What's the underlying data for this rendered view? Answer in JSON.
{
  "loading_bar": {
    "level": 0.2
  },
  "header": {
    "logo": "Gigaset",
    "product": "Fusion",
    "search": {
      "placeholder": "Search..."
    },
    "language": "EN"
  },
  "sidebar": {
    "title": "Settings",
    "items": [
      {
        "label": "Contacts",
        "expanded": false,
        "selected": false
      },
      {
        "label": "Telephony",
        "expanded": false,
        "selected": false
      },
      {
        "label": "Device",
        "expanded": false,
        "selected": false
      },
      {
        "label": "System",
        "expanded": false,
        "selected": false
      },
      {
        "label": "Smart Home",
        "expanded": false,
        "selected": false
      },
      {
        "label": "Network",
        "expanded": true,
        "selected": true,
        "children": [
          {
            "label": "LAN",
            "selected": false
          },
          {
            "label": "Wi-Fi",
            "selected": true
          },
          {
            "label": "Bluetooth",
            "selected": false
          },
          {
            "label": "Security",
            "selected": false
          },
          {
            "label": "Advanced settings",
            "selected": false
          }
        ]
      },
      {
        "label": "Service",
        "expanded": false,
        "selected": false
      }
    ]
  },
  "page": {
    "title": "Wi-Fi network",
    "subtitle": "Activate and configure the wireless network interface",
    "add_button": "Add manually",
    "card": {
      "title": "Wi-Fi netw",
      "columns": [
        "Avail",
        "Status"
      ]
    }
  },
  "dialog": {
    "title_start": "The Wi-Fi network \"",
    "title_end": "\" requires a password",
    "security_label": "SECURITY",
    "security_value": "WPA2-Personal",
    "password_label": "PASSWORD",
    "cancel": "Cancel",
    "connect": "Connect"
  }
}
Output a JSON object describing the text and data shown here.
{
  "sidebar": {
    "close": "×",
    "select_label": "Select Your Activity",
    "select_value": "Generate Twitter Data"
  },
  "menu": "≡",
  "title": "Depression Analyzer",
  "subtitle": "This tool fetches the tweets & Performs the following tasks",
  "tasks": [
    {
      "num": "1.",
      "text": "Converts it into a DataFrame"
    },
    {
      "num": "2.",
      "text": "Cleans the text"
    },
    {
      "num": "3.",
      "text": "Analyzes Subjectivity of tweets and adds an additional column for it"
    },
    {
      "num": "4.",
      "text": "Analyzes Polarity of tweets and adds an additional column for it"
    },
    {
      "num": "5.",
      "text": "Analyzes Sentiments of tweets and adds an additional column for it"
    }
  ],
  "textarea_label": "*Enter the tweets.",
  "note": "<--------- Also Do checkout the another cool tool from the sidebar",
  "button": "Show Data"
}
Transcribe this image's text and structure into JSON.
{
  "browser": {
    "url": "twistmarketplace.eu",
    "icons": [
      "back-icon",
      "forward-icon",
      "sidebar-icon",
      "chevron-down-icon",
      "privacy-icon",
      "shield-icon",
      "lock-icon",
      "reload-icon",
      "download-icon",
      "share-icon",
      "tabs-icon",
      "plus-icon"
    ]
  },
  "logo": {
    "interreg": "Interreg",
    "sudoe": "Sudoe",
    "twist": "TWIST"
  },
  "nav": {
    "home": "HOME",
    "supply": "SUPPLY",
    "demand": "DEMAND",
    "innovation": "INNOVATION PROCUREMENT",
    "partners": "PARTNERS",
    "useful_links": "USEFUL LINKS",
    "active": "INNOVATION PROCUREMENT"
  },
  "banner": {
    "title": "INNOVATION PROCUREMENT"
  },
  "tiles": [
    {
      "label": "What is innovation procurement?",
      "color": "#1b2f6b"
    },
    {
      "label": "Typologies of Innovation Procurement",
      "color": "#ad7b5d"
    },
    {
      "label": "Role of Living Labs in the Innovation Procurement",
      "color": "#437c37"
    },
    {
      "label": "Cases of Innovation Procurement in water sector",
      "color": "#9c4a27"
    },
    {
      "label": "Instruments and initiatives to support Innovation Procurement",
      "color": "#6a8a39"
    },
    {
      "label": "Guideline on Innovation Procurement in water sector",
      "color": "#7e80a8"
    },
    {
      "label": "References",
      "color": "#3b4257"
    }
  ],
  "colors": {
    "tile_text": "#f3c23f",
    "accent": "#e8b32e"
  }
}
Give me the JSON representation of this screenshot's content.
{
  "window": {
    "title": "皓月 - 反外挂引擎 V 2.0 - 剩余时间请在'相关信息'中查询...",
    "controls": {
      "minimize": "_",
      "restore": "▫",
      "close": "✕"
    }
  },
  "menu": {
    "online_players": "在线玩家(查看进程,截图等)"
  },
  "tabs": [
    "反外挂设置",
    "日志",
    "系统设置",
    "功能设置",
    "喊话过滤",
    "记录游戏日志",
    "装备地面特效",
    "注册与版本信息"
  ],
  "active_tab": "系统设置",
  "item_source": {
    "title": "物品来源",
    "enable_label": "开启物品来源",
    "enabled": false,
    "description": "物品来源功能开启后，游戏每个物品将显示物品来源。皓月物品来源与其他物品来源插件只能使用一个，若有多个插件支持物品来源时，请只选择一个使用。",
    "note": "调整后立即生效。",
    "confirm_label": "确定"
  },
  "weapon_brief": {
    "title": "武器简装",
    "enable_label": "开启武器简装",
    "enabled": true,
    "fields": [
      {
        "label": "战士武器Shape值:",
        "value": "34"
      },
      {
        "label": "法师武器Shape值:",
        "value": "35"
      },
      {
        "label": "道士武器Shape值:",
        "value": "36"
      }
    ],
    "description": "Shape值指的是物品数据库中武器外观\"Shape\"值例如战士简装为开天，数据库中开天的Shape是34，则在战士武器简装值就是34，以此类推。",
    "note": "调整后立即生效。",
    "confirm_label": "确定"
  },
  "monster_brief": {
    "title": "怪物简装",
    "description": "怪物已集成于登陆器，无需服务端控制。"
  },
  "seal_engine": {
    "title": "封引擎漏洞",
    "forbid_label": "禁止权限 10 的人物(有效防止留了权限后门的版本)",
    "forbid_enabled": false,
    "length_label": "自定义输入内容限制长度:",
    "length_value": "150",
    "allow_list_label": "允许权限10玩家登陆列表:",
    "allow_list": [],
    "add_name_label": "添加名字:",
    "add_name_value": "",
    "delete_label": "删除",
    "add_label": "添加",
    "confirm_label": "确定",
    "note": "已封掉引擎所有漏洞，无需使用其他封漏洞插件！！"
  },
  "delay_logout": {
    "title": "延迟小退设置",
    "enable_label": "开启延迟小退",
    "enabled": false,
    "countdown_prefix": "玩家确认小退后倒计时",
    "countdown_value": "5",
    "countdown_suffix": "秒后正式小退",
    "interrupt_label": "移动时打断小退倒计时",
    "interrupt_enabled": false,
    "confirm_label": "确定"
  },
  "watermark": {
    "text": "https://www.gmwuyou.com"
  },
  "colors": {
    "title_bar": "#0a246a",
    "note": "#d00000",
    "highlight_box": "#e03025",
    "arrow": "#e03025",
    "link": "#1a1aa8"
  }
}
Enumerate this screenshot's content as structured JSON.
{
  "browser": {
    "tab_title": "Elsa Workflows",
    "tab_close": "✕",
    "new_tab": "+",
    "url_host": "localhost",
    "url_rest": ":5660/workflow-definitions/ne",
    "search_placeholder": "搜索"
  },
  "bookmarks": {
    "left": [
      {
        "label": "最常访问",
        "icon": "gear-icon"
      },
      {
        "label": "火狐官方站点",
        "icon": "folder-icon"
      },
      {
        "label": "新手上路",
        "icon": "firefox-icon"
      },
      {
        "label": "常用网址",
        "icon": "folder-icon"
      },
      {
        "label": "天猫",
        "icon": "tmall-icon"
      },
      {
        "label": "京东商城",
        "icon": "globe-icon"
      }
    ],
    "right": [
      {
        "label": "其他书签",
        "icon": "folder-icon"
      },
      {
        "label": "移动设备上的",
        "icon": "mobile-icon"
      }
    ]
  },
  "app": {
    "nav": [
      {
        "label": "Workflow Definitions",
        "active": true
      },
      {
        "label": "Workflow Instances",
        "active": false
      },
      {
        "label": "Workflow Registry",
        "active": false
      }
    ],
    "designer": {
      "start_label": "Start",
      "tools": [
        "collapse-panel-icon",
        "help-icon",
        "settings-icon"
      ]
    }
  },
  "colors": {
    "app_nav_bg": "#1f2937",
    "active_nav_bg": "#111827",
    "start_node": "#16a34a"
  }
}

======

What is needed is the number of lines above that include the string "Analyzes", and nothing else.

3